ACTION ITEM: Every line from the one holding "Enumerate this screenshot's" to the end of the entries should be repeated exactly, with the pictures left out.
━━━━━ DATA EXTRACT
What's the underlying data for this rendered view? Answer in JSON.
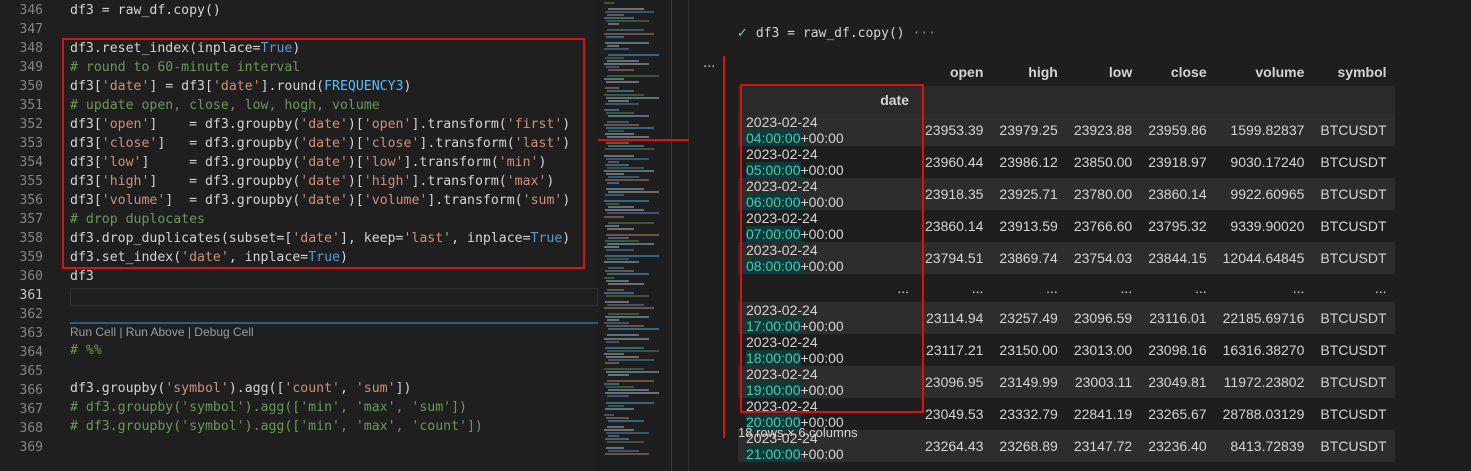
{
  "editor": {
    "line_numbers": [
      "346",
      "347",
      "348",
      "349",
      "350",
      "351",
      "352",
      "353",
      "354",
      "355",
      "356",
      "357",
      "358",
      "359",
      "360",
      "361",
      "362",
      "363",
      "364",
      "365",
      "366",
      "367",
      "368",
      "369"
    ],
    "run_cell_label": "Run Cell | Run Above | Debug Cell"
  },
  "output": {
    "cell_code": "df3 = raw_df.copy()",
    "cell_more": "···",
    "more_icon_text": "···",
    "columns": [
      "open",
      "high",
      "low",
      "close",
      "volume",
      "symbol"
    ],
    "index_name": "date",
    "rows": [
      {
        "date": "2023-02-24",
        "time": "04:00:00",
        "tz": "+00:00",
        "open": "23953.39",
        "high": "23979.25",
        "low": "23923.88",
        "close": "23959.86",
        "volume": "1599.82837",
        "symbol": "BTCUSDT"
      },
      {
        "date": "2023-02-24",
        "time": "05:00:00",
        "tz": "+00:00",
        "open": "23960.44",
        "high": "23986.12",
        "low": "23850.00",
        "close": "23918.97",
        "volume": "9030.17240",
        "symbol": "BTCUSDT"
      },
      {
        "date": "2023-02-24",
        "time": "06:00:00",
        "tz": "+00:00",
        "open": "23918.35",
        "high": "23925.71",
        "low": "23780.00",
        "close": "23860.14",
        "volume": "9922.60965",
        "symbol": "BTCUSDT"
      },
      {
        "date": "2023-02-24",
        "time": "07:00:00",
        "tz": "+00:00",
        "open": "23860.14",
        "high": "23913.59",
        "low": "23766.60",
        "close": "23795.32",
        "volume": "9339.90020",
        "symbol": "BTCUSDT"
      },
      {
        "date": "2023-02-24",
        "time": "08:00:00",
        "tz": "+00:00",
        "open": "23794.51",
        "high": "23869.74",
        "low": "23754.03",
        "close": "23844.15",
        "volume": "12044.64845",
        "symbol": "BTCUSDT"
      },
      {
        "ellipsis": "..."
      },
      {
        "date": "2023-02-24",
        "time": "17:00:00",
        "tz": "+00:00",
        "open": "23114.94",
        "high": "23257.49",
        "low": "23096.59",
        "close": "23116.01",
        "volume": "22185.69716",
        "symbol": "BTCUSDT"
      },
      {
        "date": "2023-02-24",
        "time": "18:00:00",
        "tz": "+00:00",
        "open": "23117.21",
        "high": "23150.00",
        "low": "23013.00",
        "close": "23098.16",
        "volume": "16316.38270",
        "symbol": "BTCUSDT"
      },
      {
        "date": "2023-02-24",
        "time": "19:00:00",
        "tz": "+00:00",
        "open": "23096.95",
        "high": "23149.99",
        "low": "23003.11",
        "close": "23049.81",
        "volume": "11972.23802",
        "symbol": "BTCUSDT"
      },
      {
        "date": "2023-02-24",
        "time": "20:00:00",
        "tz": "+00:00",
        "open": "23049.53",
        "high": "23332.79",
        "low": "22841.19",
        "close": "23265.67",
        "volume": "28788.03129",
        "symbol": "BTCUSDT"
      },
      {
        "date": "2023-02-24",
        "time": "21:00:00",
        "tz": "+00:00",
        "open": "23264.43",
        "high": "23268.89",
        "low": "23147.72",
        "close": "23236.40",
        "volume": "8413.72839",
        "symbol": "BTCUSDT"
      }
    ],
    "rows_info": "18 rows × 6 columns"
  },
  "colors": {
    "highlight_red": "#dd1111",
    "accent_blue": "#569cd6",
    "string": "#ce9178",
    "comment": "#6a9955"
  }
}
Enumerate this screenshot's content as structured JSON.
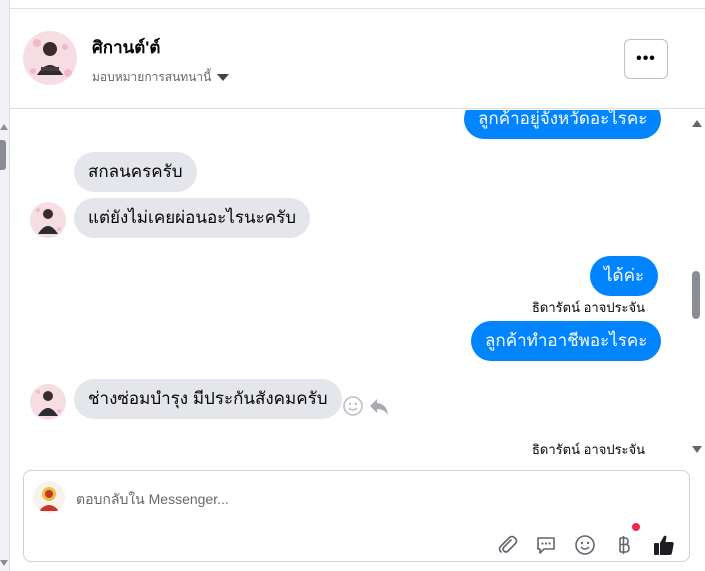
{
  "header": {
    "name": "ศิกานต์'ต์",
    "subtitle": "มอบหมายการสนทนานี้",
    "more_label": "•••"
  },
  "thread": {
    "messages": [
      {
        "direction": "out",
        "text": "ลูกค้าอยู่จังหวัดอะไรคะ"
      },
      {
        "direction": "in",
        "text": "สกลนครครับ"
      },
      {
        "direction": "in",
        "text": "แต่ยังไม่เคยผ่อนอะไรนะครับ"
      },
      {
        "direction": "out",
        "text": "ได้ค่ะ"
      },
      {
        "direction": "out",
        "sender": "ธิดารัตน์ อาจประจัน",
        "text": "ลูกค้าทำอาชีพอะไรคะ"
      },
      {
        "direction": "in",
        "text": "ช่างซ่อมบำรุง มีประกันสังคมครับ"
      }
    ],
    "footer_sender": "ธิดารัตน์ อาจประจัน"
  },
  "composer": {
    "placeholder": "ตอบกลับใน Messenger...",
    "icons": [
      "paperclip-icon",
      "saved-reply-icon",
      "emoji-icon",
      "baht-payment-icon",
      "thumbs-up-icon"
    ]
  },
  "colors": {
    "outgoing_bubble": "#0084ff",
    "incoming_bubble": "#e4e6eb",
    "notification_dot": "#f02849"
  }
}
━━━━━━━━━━
COMPLETED TASK:
Enumerate this screenshot's content as structured JSON.
{
  "header": {
    "name": "ศิกานต์'ต์",
    "subtitle": "มอบหมายการสนทนานี้",
    "more_label": "•••"
  },
  "thread": {
    "messages": [
      {
        "direction": "out",
        "text": "ลูกค้าอยู่จังหวัดอะไรคะ"
      },
      {
        "direction": "in",
        "text": "สกลนครครับ"
      },
      {
        "direction": "in",
        "text": "แต่ยังไม่เคยผ่อนอะไรนะครับ"
      },
      {
        "direction": "out",
        "text": "ได้ค่ะ"
      },
      {
        "direction": "out",
        "sender": "ธิดารัตน์ อาจประจัน",
        "text": "ลูกค้าทำอาชีพอะไรคะ"
      },
      {
        "direction": "in",
        "text": "ช่างซ่อมบำรุง มีประกันสังคมครับ"
      }
    ],
    "footer_sender": "ธิดารัตน์ อาจประจัน"
  },
  "composer": {
    "placeholder": "ตอบกลับใน Messenger...",
    "icons": [
      "paperclip-icon",
      "saved-reply-icon",
      "emoji-icon",
      "baht-payment-icon",
      "thumbs-up-icon"
    ]
  },
  "colors": {
    "outgoing_bubble": "#0084ff",
    "incoming_bubble": "#e4e6eb",
    "notification_dot": "#f02849"
  }
}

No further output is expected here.